# Data supplied
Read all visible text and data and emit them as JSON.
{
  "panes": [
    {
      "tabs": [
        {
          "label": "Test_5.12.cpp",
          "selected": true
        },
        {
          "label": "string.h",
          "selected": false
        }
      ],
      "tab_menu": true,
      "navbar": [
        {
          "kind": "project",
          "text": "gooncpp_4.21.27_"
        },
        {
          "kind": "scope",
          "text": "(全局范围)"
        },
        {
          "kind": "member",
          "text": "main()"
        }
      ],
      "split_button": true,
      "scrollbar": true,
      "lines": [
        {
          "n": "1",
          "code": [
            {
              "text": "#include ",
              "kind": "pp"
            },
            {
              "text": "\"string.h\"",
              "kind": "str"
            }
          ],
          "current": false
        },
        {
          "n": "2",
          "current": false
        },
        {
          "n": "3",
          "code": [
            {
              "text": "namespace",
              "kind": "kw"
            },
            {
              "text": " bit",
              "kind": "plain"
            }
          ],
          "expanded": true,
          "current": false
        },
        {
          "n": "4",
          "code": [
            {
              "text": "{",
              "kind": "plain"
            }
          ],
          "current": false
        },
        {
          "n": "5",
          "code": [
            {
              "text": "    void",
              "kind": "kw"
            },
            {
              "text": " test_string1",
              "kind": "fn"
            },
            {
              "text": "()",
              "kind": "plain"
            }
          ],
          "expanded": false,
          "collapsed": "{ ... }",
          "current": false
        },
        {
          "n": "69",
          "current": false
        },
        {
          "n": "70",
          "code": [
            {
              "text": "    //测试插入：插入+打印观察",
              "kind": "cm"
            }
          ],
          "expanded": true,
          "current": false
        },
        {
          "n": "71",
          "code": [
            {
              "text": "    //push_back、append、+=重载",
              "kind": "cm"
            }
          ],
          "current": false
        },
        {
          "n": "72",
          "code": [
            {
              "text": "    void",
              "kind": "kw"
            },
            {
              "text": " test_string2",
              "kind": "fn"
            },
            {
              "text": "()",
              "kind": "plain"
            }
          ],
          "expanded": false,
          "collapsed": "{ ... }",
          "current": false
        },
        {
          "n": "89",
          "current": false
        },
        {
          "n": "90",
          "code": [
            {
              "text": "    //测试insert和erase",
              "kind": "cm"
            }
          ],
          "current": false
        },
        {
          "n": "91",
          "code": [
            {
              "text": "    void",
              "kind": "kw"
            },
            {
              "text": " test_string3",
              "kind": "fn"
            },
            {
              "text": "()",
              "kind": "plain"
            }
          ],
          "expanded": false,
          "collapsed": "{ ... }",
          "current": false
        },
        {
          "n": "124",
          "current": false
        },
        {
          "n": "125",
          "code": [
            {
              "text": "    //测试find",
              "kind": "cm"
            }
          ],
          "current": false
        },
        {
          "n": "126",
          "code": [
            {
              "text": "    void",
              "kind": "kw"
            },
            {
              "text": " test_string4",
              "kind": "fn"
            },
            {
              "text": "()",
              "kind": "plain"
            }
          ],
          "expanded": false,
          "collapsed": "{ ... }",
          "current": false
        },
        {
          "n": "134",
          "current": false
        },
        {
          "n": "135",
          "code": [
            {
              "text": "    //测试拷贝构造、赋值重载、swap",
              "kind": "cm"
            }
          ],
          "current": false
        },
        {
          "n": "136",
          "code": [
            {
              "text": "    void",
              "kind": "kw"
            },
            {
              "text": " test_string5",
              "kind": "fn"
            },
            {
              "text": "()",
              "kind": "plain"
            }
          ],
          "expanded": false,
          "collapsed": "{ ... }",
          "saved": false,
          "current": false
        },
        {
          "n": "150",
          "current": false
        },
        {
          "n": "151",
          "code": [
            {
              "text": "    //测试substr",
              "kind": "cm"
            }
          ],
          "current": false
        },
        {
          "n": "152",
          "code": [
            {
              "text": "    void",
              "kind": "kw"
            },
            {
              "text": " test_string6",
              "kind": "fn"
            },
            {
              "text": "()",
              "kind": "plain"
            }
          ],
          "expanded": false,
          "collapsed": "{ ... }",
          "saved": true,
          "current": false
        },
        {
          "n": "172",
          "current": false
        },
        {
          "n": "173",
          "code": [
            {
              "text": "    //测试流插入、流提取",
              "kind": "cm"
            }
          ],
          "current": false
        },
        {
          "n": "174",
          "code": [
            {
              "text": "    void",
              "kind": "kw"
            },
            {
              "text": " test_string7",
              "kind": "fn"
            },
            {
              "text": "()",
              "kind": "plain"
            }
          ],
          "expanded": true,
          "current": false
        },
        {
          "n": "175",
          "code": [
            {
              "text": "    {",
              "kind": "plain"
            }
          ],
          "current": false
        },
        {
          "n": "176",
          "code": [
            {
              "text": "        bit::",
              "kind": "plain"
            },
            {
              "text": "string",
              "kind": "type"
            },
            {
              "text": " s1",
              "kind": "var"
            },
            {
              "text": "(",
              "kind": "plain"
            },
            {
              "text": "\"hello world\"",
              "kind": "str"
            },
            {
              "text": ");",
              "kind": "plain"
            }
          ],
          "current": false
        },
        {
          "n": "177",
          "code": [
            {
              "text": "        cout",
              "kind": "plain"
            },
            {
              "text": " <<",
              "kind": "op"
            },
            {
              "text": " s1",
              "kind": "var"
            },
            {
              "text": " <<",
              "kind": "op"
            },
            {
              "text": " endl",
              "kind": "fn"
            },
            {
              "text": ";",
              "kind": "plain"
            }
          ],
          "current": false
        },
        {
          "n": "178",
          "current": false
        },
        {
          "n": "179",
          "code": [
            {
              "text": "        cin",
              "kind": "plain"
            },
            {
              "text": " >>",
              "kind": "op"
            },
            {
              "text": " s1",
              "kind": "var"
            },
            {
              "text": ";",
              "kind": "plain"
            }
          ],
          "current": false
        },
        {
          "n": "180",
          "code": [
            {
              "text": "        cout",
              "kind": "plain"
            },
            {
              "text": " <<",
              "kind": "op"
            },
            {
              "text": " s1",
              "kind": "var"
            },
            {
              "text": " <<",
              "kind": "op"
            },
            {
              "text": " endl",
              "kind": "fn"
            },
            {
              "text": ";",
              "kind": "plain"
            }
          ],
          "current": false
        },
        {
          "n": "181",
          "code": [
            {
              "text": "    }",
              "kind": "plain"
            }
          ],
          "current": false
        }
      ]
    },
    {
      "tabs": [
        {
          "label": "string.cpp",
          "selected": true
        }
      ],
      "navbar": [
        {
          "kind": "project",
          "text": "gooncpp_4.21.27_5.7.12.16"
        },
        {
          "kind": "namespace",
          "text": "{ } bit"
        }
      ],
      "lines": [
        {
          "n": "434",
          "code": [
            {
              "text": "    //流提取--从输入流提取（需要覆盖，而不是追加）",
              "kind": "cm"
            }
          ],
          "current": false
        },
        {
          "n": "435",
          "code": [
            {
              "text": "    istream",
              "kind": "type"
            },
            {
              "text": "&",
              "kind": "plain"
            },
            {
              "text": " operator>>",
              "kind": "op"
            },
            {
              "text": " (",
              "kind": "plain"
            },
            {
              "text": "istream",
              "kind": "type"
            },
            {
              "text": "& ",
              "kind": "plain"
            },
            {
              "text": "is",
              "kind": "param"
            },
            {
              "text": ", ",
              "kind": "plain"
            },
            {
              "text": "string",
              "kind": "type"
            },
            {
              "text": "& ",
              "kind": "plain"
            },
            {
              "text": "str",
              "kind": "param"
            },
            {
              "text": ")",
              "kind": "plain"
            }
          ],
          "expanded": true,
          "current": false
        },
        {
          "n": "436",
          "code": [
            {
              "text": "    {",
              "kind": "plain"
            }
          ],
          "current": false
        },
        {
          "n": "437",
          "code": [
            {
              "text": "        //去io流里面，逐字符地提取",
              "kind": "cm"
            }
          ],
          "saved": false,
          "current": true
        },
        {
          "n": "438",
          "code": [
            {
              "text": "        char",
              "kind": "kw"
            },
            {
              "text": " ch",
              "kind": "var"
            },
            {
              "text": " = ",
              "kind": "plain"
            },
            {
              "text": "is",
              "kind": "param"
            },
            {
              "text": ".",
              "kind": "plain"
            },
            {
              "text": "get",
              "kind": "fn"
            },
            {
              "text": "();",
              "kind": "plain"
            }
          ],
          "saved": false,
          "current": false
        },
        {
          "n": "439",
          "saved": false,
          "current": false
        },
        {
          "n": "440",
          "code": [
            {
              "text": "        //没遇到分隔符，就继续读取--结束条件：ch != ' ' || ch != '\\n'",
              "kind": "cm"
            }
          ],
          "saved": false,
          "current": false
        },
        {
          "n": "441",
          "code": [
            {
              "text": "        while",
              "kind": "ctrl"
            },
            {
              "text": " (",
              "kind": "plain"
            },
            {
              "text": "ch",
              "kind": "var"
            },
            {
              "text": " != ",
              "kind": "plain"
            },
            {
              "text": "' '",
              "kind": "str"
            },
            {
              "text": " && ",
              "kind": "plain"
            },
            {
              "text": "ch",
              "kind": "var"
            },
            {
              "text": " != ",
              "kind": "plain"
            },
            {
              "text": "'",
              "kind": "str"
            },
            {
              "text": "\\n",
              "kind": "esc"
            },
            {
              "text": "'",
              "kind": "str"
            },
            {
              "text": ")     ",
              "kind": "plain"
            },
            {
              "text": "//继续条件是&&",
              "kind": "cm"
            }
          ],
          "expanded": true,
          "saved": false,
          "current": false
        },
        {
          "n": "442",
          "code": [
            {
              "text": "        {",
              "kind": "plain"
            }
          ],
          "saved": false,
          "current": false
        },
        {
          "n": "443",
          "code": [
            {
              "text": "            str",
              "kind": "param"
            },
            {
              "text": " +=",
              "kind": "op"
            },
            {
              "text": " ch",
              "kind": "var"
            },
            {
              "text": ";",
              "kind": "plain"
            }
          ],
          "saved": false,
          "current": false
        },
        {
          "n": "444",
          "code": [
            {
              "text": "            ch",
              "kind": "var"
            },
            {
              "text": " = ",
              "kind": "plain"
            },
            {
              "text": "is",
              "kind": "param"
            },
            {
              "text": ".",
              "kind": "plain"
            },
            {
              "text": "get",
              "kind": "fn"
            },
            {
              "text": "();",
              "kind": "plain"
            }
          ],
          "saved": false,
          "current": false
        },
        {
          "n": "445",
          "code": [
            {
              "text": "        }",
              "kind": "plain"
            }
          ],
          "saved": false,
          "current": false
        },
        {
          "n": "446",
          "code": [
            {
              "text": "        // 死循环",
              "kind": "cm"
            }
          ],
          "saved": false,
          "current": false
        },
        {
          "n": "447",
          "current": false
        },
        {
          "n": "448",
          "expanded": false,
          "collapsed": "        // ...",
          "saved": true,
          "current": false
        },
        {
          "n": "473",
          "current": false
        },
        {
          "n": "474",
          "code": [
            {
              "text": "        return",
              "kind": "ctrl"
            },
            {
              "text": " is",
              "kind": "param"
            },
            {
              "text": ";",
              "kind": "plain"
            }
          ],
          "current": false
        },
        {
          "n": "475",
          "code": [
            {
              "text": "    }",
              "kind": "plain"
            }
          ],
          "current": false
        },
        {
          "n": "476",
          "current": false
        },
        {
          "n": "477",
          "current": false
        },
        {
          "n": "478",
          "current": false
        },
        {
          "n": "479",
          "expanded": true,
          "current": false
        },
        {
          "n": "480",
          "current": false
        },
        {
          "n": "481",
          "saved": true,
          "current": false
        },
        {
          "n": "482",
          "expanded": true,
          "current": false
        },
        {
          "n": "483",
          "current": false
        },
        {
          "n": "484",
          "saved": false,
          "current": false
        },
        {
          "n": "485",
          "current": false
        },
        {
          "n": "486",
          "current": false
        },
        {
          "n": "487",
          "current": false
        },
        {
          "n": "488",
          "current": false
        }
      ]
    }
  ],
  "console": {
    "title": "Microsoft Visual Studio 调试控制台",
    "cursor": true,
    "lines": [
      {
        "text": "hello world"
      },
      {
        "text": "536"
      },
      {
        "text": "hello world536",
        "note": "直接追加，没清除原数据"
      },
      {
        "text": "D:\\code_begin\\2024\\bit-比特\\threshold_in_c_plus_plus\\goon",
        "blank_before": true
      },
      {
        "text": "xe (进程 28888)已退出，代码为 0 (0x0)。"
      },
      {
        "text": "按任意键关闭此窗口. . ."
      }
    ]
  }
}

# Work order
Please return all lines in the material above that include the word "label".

# Answer section
          "label": "Test_5.12.cpp",
          "label": "string.h",
          "label": "string.cpp",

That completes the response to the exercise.